It is a virtual lock that Pep gets cut soon for cap reasons.  I am pretty agnostic about Pep – he did great last year, but seemed to me to be mailing it in at times this year.  Any way you slice it, he is a major drag on our cap and needs to go.

Along these lines, I asked Jason at Over the Cap what he thought about the way Emery is running the team, as far as managing the cap was concerned.  He talked about it on their last podcast for a bit.  Jason seemed a bit concerned about the Cutler and Gould deals, but gave Emery an “incomplete” at this stage.  I plan on following up with a question this week on how long should a new GM have to unwind the deals of the past.  I expect the answer to be 2-3 years but will let you know if Jason talks about it.  You should take an hour every week and listen to the podcast and you will learn a lot.

The quote of the day comes from the same website, from a recent post about the Panthers restructuring a couple of contracts:

…making it more difficult to consider eating a year for cap purposes in 2014.

The NFL, sometimes, isn’t what you may want to think.  It is routine for teams to “eat” a year of losses to get themselves back into good cap shape.  And that is what makes it a great and entertaining league.

Another Almost NFC North Connection

Recently we posted on how the Vikings and Pack picked up connections with the Bears and Illini (no matter how tenuous like a family name) and here at Fire Everybody we hoped for continuous failure to harm those rivals’ chances.

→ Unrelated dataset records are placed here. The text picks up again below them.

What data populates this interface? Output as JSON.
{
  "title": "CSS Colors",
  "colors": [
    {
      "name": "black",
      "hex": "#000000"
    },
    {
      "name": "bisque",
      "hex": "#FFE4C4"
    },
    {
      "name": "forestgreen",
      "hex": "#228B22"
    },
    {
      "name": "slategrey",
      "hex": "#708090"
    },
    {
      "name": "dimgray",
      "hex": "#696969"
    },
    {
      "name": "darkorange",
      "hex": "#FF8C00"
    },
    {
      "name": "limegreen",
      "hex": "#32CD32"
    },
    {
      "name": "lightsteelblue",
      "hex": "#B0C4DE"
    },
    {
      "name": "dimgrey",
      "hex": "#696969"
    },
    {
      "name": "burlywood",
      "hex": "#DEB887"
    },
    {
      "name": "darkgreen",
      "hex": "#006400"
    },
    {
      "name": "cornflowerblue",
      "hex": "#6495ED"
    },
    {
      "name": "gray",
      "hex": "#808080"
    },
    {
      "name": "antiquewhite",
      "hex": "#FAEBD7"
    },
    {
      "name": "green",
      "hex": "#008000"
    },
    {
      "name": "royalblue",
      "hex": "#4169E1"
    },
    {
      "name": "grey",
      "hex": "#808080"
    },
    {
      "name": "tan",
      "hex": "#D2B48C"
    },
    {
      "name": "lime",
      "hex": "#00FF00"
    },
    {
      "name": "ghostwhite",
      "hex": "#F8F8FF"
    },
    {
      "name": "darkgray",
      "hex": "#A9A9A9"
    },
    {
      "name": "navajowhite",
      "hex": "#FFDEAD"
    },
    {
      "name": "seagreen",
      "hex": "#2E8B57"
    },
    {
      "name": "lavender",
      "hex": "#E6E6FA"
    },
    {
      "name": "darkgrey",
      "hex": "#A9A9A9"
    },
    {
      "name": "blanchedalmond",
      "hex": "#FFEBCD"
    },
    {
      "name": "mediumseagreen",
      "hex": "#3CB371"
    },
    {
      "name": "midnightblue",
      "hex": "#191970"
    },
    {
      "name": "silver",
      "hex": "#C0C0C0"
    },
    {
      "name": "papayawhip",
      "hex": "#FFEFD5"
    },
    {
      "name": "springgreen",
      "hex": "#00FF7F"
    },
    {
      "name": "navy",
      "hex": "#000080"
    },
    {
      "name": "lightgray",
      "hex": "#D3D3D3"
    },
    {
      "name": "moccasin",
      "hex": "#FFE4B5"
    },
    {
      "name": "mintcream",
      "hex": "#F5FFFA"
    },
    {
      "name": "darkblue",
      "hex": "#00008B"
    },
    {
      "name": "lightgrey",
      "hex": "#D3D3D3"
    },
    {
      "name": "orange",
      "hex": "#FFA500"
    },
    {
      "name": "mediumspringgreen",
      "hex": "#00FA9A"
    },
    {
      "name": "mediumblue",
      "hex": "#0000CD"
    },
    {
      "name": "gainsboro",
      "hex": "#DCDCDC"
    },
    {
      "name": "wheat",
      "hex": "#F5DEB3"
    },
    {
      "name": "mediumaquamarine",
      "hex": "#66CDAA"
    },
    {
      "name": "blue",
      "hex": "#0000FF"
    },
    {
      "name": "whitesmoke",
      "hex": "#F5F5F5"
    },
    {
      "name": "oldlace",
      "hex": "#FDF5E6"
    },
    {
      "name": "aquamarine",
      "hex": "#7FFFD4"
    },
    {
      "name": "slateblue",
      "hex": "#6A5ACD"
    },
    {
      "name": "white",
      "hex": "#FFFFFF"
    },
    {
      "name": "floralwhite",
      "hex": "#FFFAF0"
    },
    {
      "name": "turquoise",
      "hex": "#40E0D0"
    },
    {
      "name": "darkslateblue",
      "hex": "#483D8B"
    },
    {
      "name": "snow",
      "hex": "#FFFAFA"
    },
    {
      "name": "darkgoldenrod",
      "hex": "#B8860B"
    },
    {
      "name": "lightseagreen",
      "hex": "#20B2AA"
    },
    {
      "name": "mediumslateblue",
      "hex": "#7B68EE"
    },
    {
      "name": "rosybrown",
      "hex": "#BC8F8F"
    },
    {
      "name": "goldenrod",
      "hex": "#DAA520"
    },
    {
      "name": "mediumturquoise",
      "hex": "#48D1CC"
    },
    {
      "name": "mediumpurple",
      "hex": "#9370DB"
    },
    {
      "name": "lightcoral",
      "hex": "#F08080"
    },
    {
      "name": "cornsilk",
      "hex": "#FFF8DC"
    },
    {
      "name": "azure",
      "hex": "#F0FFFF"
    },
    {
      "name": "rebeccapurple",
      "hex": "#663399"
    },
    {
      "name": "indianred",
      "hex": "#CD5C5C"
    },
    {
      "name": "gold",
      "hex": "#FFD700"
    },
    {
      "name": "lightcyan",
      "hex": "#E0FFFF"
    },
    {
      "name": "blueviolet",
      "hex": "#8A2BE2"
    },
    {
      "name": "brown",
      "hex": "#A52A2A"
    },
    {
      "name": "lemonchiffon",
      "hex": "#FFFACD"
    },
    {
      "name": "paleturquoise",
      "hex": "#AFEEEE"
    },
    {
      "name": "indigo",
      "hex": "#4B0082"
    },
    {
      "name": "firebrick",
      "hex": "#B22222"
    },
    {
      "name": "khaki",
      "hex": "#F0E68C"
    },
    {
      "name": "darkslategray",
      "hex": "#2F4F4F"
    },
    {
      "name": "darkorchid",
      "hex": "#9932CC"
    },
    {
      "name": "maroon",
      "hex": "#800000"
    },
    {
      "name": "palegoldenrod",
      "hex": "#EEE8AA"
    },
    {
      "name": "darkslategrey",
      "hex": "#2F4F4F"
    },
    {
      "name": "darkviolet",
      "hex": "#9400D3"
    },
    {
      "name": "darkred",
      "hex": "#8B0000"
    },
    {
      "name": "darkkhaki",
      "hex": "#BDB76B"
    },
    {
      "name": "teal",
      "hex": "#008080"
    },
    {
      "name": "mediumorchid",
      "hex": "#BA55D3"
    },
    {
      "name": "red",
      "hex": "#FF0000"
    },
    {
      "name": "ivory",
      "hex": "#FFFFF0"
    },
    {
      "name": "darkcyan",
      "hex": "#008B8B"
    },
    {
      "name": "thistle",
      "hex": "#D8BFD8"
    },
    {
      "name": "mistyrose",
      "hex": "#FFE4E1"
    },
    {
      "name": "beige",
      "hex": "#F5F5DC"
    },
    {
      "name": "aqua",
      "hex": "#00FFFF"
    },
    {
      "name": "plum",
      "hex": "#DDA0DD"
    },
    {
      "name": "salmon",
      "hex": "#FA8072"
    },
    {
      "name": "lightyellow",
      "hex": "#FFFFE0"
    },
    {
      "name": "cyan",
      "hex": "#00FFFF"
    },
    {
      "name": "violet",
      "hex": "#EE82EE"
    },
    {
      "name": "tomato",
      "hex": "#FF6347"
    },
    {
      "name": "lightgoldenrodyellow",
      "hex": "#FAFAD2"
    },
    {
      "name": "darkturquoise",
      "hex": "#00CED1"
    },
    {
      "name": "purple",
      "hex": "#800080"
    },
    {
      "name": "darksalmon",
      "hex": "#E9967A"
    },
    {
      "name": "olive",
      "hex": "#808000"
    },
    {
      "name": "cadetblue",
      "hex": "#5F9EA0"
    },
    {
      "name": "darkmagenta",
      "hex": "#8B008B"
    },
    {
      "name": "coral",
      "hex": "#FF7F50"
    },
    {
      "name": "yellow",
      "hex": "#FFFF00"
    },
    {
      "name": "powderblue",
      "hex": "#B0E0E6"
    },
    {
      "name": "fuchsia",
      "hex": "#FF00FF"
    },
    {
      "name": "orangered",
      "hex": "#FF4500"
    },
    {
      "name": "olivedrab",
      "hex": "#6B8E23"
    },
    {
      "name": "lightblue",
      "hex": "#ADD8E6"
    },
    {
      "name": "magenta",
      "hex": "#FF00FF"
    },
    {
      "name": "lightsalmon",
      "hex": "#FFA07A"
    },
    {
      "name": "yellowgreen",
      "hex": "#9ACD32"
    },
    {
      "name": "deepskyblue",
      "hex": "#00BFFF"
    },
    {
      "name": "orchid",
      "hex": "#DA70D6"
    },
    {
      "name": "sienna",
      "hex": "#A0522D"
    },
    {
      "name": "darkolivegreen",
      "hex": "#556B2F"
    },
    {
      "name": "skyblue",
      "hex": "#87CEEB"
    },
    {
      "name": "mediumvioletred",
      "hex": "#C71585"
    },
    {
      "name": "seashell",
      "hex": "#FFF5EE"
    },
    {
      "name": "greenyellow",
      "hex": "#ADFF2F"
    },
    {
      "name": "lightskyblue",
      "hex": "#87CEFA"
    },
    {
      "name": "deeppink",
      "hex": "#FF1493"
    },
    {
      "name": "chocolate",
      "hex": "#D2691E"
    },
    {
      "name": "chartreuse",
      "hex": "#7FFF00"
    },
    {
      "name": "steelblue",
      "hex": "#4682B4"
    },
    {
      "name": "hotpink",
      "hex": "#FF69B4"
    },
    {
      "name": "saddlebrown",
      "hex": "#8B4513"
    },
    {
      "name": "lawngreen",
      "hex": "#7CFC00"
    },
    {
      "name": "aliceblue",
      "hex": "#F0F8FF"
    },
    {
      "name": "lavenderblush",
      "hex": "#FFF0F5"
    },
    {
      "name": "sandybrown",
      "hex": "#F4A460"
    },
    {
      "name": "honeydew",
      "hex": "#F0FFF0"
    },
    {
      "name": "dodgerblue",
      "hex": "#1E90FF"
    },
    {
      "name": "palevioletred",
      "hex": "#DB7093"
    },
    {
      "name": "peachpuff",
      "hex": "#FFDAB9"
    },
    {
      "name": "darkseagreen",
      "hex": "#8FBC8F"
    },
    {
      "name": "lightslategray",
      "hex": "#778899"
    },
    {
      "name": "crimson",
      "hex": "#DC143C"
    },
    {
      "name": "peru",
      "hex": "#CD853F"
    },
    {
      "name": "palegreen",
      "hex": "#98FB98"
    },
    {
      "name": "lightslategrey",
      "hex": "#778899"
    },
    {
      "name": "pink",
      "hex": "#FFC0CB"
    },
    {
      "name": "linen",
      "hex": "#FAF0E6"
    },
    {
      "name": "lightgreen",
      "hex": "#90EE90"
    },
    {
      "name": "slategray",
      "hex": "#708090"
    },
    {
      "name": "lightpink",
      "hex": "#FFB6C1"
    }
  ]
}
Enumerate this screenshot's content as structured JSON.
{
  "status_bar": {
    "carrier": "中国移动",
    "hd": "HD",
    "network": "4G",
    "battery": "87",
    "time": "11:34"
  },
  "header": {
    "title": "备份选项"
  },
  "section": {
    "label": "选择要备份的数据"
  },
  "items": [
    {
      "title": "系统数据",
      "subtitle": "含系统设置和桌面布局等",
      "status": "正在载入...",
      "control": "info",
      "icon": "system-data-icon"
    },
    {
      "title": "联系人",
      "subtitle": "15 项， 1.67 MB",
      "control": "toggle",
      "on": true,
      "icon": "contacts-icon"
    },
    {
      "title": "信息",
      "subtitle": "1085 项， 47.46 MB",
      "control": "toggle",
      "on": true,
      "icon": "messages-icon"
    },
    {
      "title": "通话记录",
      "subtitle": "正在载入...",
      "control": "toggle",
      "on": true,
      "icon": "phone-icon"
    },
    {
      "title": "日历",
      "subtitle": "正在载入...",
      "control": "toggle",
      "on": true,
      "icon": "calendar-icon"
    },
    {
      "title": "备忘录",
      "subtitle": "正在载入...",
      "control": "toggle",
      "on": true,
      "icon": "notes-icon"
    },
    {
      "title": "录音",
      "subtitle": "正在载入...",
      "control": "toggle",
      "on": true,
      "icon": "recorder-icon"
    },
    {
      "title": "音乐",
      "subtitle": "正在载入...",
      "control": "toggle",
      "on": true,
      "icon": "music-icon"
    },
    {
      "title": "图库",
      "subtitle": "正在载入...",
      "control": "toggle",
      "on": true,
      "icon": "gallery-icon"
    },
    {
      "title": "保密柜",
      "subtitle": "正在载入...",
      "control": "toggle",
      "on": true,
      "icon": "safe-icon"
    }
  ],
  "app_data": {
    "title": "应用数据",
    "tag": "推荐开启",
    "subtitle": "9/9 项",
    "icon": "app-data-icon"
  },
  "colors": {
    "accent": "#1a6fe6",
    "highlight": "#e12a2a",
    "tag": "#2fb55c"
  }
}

I had to look it up but the Bucs were in the same division as the Bears from 1977 to 2001 so hell they are close enough for this site.  Of course the Bucs picked up some of our major nemeses (I looked it up it is plural) when Lovie parked his no-enthusiasm and no-expectation rear end in Tampa Bay and brought along Mike Tice.  Then this was a bit surprising -

Lovie Smith was the head coach of the Chicago Bears when they selected Gabe Carimi with their first round pick in 2011. While Carimi struggled during his first two seasons with the Bears, the connection seemed like it could work in Carimi’s favor when Smith was named the Tampa Bay Buccaneers head coach in January.

Instead, Carimi was released by the Buccaneers last week. He didn’t remain on the street long as he quickly signed with the Atlanta Falcons on Monday.

Ha ha what is a “Bears connection” worth, anyways?  Likely zero, especially with anything related to offense and / or coaching (on the defensive side you have a legitimate heritage).  With Trestman and Emery in charge I can see the opportunity to build a real tradition of offense that can spawn a legitimate web of interconnected successes downstream.  But past coaching and offensive connections to the Bears ought to be viewed as a cause for alarm.  At least until you are released…

I think that could spawn a great post here though… the “Imaginary Reunion of Terrible Bears Coaches and Offensive Busts”.  You could have Lovie, Martz, Shoop, Turner (hell, bring his brother too), Gabe, all the broke down and hellish running backs and offensive linemen we’ve picked up over the years with high draft picks, David Terrell (damn he is in his early 30′s and has been out of football like 8 years).  Now this is a post that I will goad Dan to do because he would do it much, much better than I ever could.